Next year I will try to get a few pictures of all the folks clanging on their pots and pans!

Groundhog Day

Technically winter will be over in 6½ weeks no matter what the groundhog says, but because he didn’t see his shadow today, there is hope for an early arrival of spring-like weather.

Our groundhog, Basil, refused to step outside in the raging ice storm for his shadow-less annual photo shoot. So we put him in front of the sliding glass door with one of Brigid’s lambs. No shadows to be seen anywhere! Come spring!

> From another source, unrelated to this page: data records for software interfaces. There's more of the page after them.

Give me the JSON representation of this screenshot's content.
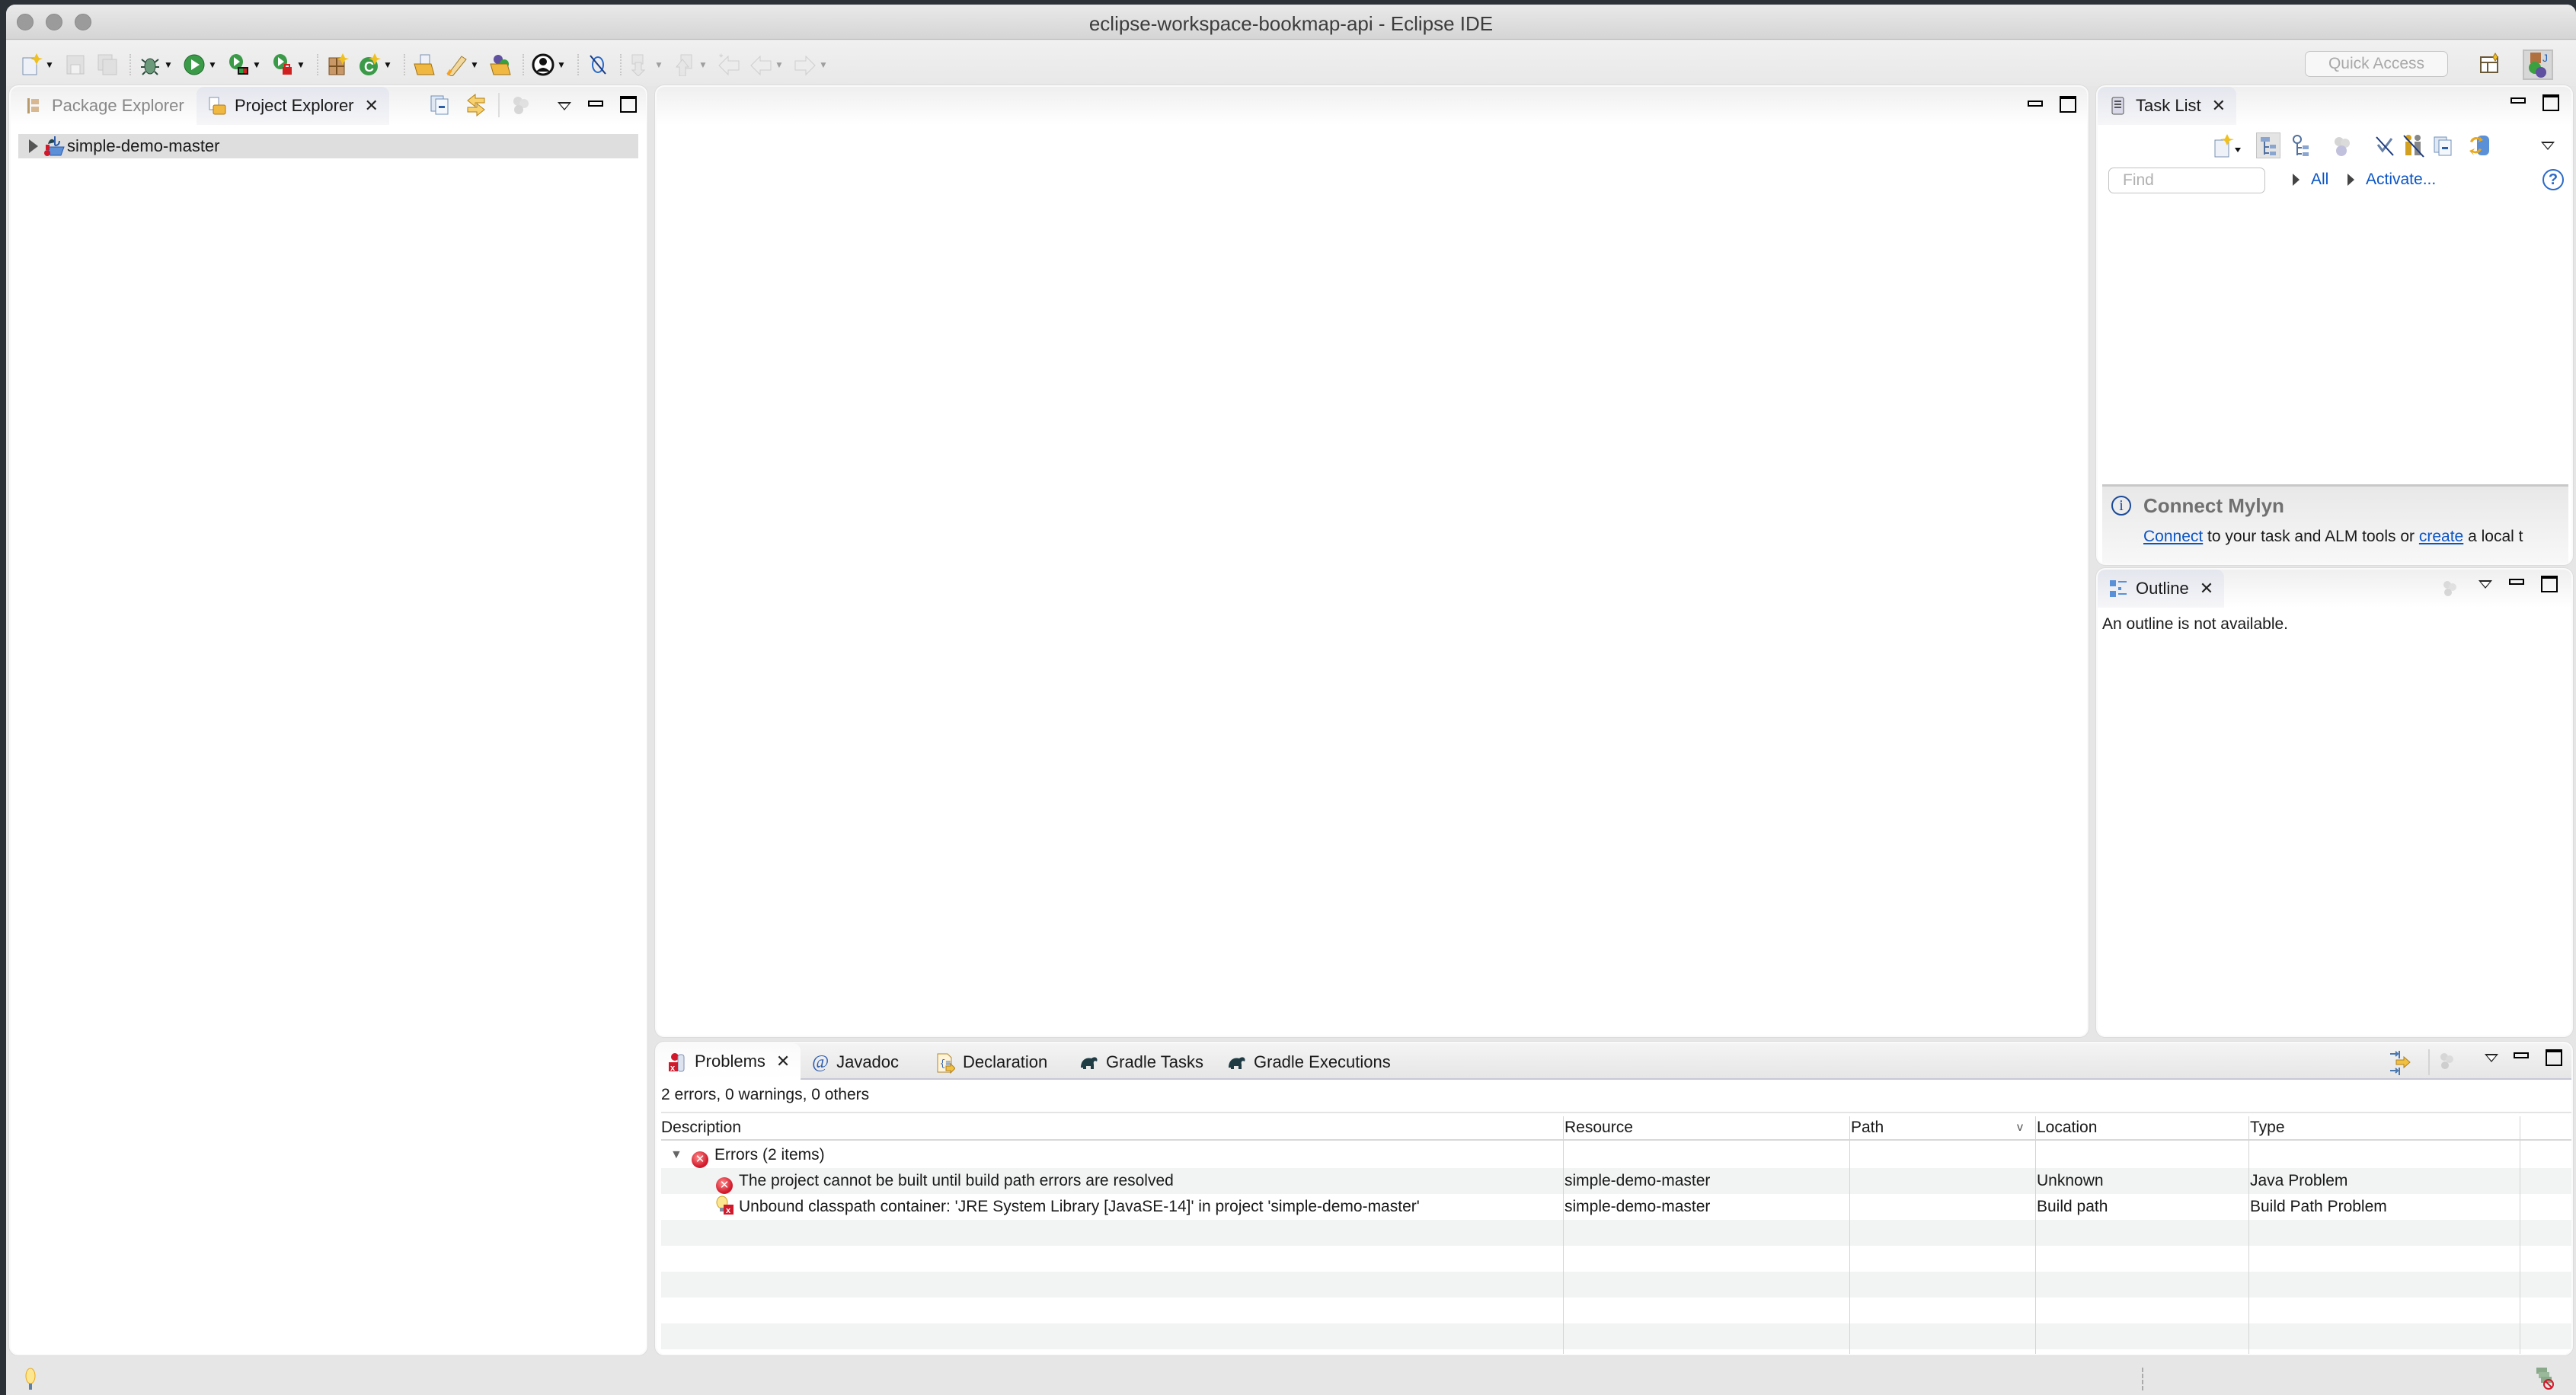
{
  "window": {
    "title": "eclipse-workspace-bookmap-api - Eclipse IDE"
  },
  "toolbar": {
    "items": [
      {
        "icon": "new-wizard-icon",
        "dropdown": true,
        "enabled": true
      },
      {
        "icon": "save-icon",
        "dropdown": false,
        "enabled": false
      },
      {
        "icon": "save-all-icon",
        "dropdown": false,
        "enabled": false
      },
      {
        "icon": "debug-icon",
        "dropdown": true,
        "enabled": true
      },
      {
        "icon": "run-icon",
        "dropdown": true,
        "enabled": true
      },
      {
        "icon": "coverage-icon",
        "dropdown": true,
        "enabled": true
      },
      {
        "icon": "run-external-tools-icon",
        "dropdown": true,
        "enabled": true
      },
      {
        "icon": "new-java-package-icon",
        "dropdown": false,
        "enabled": true
      },
      {
        "icon": "new-java-class-icon",
        "dropdown": true,
        "enabled": true
      },
      {
        "icon": "open-type-icon",
        "dropdown": false,
        "enabled": true
      },
      {
        "icon": "open-task-icon",
        "dropdown": true,
        "enabled": true
      },
      {
        "icon": "open-project-icon",
        "dropdown": false,
        "enabled": true
      },
      {
        "icon": "account-icon",
        "dropdown": true,
        "enabled": true
      },
      {
        "icon": "toggle-mark-occurrences-icon",
        "dropdown": false,
        "enabled": true
      },
      {
        "icon": "next-annotation-icon",
        "dropdown": true,
        "enabled": false
      },
      {
        "icon": "previous-annotation-icon",
        "dropdown": true,
        "enabled": false
      },
      {
        "icon": "last-edit-location-icon",
        "dropdown": false,
        "enabled": false
      },
      {
        "icon": "back-icon",
        "dropdown": true,
        "enabled": false
      },
      {
        "icon": "forward-icon",
        "dropdown": true,
        "enabled": false
      }
    ],
    "quick_access_placeholder": "Quick Access"
  },
  "left_panel": {
    "tabs": [
      {
        "label": "Package Explorer",
        "icon": "package-explorer-icon",
        "active": false
      },
      {
        "label": "Project Explorer",
        "icon": "project-explorer-icon",
        "active": true
      }
    ],
    "tree": [
      {
        "label": "simple-demo-master",
        "icon": "gradle-java-project-error-icon",
        "expanded": false,
        "selected": true
      }
    ]
  },
  "task_list": {
    "tab_label": "Task List",
    "find_placeholder": "Find",
    "all_label": "All",
    "activate_label": "Activate...",
    "mylyn": {
      "title": "Connect Mylyn",
      "connect_link": "Connect",
      "middle_text": " to your task and ALM tools or ",
      "create_link": "create",
      "tail_text": " a local t"
    }
  },
  "outline": {
    "tab_label": "Outline",
    "message": "An outline is not available."
  },
  "bottom_panel": {
    "tabs": [
      {
        "label": "Problems",
        "icon": "problems-icon",
        "active": true
      },
      {
        "label": "Javadoc",
        "icon": "javadoc-at-icon",
        "active": false
      },
      {
        "label": "Declaration",
        "icon": "declaration-icon",
        "active": false
      },
      {
        "label": "Gradle Tasks",
        "icon": "gradle-elephant-icon",
        "active": false
      },
      {
        "label": "Gradle Executions",
        "icon": "gradle-elephant-icon",
        "active": false
      }
    ],
    "summary": "2 errors, 0 warnings, 0 others",
    "columns": [
      "Description",
      "Resource",
      "Path",
      "Location",
      "Type"
    ],
    "group": {
      "label": "Errors (2 items)",
      "expanded": true
    },
    "rows": [
      {
        "icon": "error-icon",
        "description": "The project cannot be built until build path errors are resolved",
        "resource": "simple-demo-master",
        "path": "",
        "location": "Unknown",
        "type": "Java Problem"
      },
      {
        "icon": "quickfix-error-icon",
        "description": "Unbound classpath container: 'JRE System Library [JavaSE-14]' in project 'simple-demo-master'",
        "resource": "simple-demo-master",
        "path": "",
        "location": "Build path",
        "type": "Build Path Problem"
      }
    ]
  }
}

Basil is named for my paternal grandfather, who was born on Groundhog Day, February 2, 1882 in the village now known as Ivano-Frankovsk, Ukraine. When Pop arrived in America at Ellis Island in 1909, instead of translating his name, Wasyl, to its equivalent in English, Basil, the immigration worker wrote his name down as William, by which he was known for the rest of his life.

Last year the sun was shining brightly, so we took Basil down to Eastern Point Beach for pictures.

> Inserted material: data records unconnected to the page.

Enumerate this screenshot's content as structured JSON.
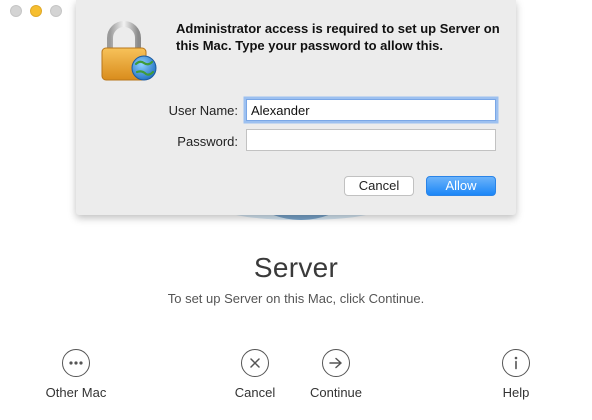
{
  "window": {
    "traffic_lights": [
      "close",
      "minimize",
      "zoom"
    ]
  },
  "app": {
    "title": "Server",
    "subtitle": "To set up Server on this Mac, click Continue."
  },
  "actions": [
    {
      "label": "Other Mac",
      "icon": "ellipsis-circle-icon"
    },
    {
      "label": "Cancel",
      "icon": "x-circle-icon"
    },
    {
      "label": "Continue",
      "icon": "arrow-right-circle-icon"
    },
    {
      "label": "Help",
      "icon": "info-circle-icon"
    }
  ],
  "dialog": {
    "icon": "padlock-globe-icon",
    "message": "Administrator access is required to set up Server on this Mac. Type your password to allow this.",
    "user_name_label": "User Name:",
    "user_name_value": "Alexander",
    "password_label": "Password:",
    "password_value": "",
    "cancel_label": "Cancel",
    "allow_label": "Allow"
  },
  "colors": {
    "accent": "#1b86f7",
    "focus_ring": "#9cc0f0",
    "sheet_bg": "#ececec",
    "minimize_light": "#f6be2f"
  }
}
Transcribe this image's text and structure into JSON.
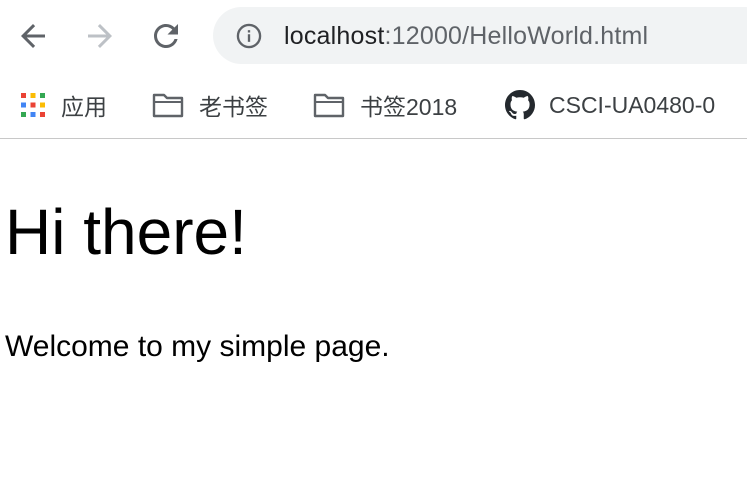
{
  "browser": {
    "url_host": "localhost",
    "url_path": ":12000/HelloWorld.html",
    "bookmarks": [
      {
        "label": "应用",
        "icon": "apps-grid-icon"
      },
      {
        "label": "老书签",
        "icon": "folder-icon"
      },
      {
        "label": "书签2018",
        "icon": "folder-icon"
      },
      {
        "label": "CSCI-UA0480-0",
        "icon": "github-icon"
      }
    ]
  },
  "page": {
    "heading": "Hi there!",
    "paragraph": "Welcome to my simple page."
  },
  "colors": {
    "toolbar_bg": "#ffffff",
    "omnibox_bg": "#f1f3f4",
    "text_primary": "#202124",
    "text_secondary": "#5f6368",
    "disabled_icon": "#bdc1c6"
  }
}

Candlemas

"Candlemas Day" by Marianne Stokes
“Candlemas Day” by Marianne Stokes

Brighid of the mantle, encompass us;
Lady of the Lambs, protect us;
Keeper of the hearth, kindle us;
Beneath your mantle, gather us,
And restore us to memory
~ Caitlín Matthews
(A Blessing for Hearth Keepers)

"The shortening winter's day is near a close" by Joseph Farquharson
“The shortening winter’s day is near a close” by Joseph Farquharson

Announced by all the trumpets of the sky,
Arrives the snow, and, driving o’er the fields,
Seems nowhere to alight: the whited air
Hides hills and woods, the river, and the heaven,
And veils the farm-house at the garden’s end.
The sled and traveler stopped, the courier’s feet
Delayed, all friends shut out, and housemates sit
Around the radiant fireplace, enclosed
In a tumultuous privacy of storm.
~ Ralph Waldo Emerson
(The Snow-Storm)

Imbolc: February 3, 2011, 11:20 p.m
February 4, 2012, 5:13 a.m.

Candlemas Day ~ Groundhog Day
St. Brigid’s Day ~ St. Valentine’s Day

Fire ~ Quickening

Seasonal movie:
Groundhog Day

Activities: Light candles